▶ What needs to be done
Report back the lines in this listing that carry the string "title".

▶ Recorded information

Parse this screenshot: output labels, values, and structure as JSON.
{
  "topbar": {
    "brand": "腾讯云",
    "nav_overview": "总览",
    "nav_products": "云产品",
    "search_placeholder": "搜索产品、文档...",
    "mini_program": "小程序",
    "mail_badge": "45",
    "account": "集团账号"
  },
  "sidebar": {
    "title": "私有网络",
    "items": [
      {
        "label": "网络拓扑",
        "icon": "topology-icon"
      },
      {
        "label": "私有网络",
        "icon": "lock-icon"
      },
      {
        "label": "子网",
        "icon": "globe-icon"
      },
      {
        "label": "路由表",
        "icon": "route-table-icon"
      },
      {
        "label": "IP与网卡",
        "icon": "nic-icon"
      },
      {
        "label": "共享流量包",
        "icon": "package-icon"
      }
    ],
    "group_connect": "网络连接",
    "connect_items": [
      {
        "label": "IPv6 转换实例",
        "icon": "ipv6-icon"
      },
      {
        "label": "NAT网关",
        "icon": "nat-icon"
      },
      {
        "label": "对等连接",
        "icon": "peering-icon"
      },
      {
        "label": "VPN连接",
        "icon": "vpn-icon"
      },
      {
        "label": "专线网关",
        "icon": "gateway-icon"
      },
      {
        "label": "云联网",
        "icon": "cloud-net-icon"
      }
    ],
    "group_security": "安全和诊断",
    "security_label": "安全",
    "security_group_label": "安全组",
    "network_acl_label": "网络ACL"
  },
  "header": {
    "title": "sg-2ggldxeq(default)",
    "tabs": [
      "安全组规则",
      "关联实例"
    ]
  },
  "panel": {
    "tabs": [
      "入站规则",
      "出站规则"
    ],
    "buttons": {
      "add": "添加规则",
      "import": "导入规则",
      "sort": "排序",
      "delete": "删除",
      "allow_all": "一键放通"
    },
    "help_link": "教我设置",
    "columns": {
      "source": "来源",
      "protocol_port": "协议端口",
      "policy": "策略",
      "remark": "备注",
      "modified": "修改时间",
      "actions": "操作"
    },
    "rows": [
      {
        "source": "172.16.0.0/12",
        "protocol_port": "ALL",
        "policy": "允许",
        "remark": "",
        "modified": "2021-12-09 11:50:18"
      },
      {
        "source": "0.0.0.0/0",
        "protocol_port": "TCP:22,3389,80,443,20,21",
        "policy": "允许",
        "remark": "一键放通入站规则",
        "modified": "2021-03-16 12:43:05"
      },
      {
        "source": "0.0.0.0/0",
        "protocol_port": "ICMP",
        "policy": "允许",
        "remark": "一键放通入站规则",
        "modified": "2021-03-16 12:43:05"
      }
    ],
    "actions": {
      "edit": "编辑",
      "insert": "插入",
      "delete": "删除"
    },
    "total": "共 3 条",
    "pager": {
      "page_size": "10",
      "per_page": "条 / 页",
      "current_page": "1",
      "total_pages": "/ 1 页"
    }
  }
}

▶ Written response
    "title": "私有网络",
    "title": "sg-2ggldxeq(default)",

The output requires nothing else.